Basic Answers Needed About Big Budget Promises

One hundred and ninety upgraded and new schools. That’s the centrepiece education promise in the NSW Budget which includes a record $7.3 billion of capital investment.

But while the numbers are big, the details are small.

For more than half the school projects there’s no detail on when construction will start and finish and how much it will cost. Importantly, there’s no money specifically allocated in the 2019-20 budget. Instead, there are lines of ‘n.a.’

“117 of those projects, 60 percent of those projects have absolutely no detail,” Labor’s Shadow Education Minister Jihad Dib said.

“We’ve got families who move into communities expecting that a new school will be built in a certain time frame.”

New primary schools at Catherine Field (Oran Park) Leppington and Marsden Park, as well as a new high school at Sydney Olympic Park, have appeared in the past two state budgets with no detail.

READ MORE: Wearing The Pants: State Amends NSW School Uniform Policy

“There are many schools that have been announced over and over again,” Dib said.

Upgrades to Fort Street Public School at Millers Point first appeared in the 2016-17 budget. In the following year, an estimated price tag of $1.6m was listed but no money specifically allocated for the works. Over the past two years there’s been no more detail about the upgrades – just lines of ‘n.a’. That’s despite the government’s School Infrastructure website saying work is due to start mid-this year.

But the lack of detail can be explained NSW Education Minister Sarah Mitchell insists. Many of the projects are still in the planning stages and it’s not appropriate to put a price tag on work that’s yet to go out to tender.
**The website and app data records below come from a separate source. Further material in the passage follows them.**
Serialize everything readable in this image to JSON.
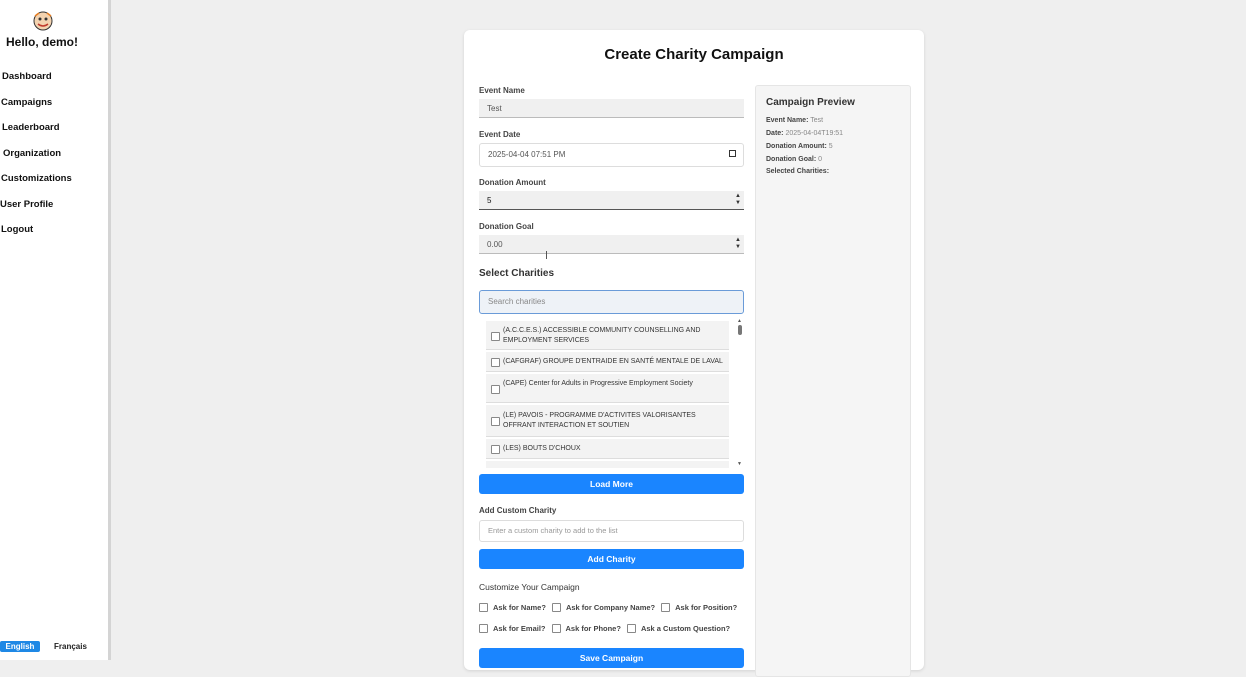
{
  "sidebar": {
    "greeting": "Hello, demo!",
    "nav": [
      "Dashboard",
      "Campaigns",
      "Leaderboard",
      "Organization",
      "Customizations",
      "User Profile",
      "Logout"
    ],
    "languages": [
      "English",
      "Français"
    ]
  },
  "form": {
    "title": "Create Charity Campaign",
    "event_name_label": "Event Name",
    "event_name_value": "Test",
    "event_date_label": "Event Date",
    "event_date_value": "2025-04-04 07:51 PM",
    "donation_amount_label": "Donation Amount",
    "donation_amount_value": "5",
    "donation_goal_label": "Donation Goal",
    "donation_goal_value": "0.00",
    "select_charities_title": "Select Charities",
    "search_placeholder": "Search charities",
    "charities": [
      "(A.C.C.E.S.) ACCESSIBLE COMMUNITY COUNSELLING AND EMPLOYMENT SERVICES",
      "(CAFGRAF) GROUPE D'ENTRAIDE EN SANTÉ MENTALE DE LAVAL",
      "(CAPE) Center for Adults in Progressive Employment Society",
      "(LE) PAVOIS - PROGRAMME D'ACTIVITES VALORISANTES OFFRANT INTERACTION ET SOUTIEN",
      "(LES) BOUTS D'CHOUX"
    ],
    "load_more": "Load More",
    "add_custom_label": "Add Custom Charity",
    "custom_placeholder": "Enter a custom charity to add to the list",
    "add_charity": "Add Charity",
    "customize_title": "Customize Your Campaign",
    "options": [
      "Ask for Name?",
      "Ask for Company Name?",
      "Ask for Position?",
      "Ask for Email?",
      "Ask for Phone?",
      "Ask a Custom Question?"
    ],
    "save": "Save Campaign"
  },
  "preview": {
    "title": "Campaign Preview",
    "event_name_label": "Event Name:",
    "event_name_value": "Test",
    "date_label": "Date:",
    "date_value": "2025-04-04T19:51",
    "amount_label": "Donation Amount:",
    "amount_value": "5",
    "goal_label": "Donation Goal:",
    "goal_value": "0",
    "selected_label": "Selected Charities:"
  },
  "colors": {
    "accent": "#1a85ff",
    "background": "#efefef"
  }
}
“A lot of the planning work that is underway can take some time and once we’re going through a tendering process these projects also become commercial in confidence,” Mitchell told 10 News First.

The Fort Street works are apparently progressing more slowly than expected because of complications presented by the school’s location at Observatory Hill next to the Harbour Bridge.
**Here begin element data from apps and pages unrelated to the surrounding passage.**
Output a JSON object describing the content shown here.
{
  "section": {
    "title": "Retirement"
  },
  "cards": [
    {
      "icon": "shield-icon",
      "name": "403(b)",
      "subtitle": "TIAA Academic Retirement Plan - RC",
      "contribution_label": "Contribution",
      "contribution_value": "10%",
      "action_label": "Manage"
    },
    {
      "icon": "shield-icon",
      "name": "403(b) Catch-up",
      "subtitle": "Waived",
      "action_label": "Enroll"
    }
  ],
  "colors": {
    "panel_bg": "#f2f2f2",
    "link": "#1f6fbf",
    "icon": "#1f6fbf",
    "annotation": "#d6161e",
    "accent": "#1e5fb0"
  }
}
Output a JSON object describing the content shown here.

“The fact that all of the 190 schools are listed in the budget is proof that the government is committed to delivering those schools upgrades.”

That then raises a question mark over one of the Berejiklian government’s most recent promises – a new selective school for Sydney’s south-west. It was announced less than three weeks ago on June 4. However, there’s no mention of it in the budget.

“Absolutely no detail and once again what we’re seeing is the government making announcements on the hop,” Dib said.

The government has told 10 News First it does remain committed to the project, however, it appears specific funding to make it happen won’t be coming for some time yet.

“We’ll start consultation with the community out there shortly," Minister Mitchell said.

“I’ve asked my department to come up with some opportunities around community consultation and once that process is underway the planning can begin and we can start to make some more announcements about funding for that project.”

The Treasurer has said his third budget marks the start of a ‘term of delivery’. Communities waiting on new or upgraded schools will no doubt be hoping there’ll be some details delivered soon as well.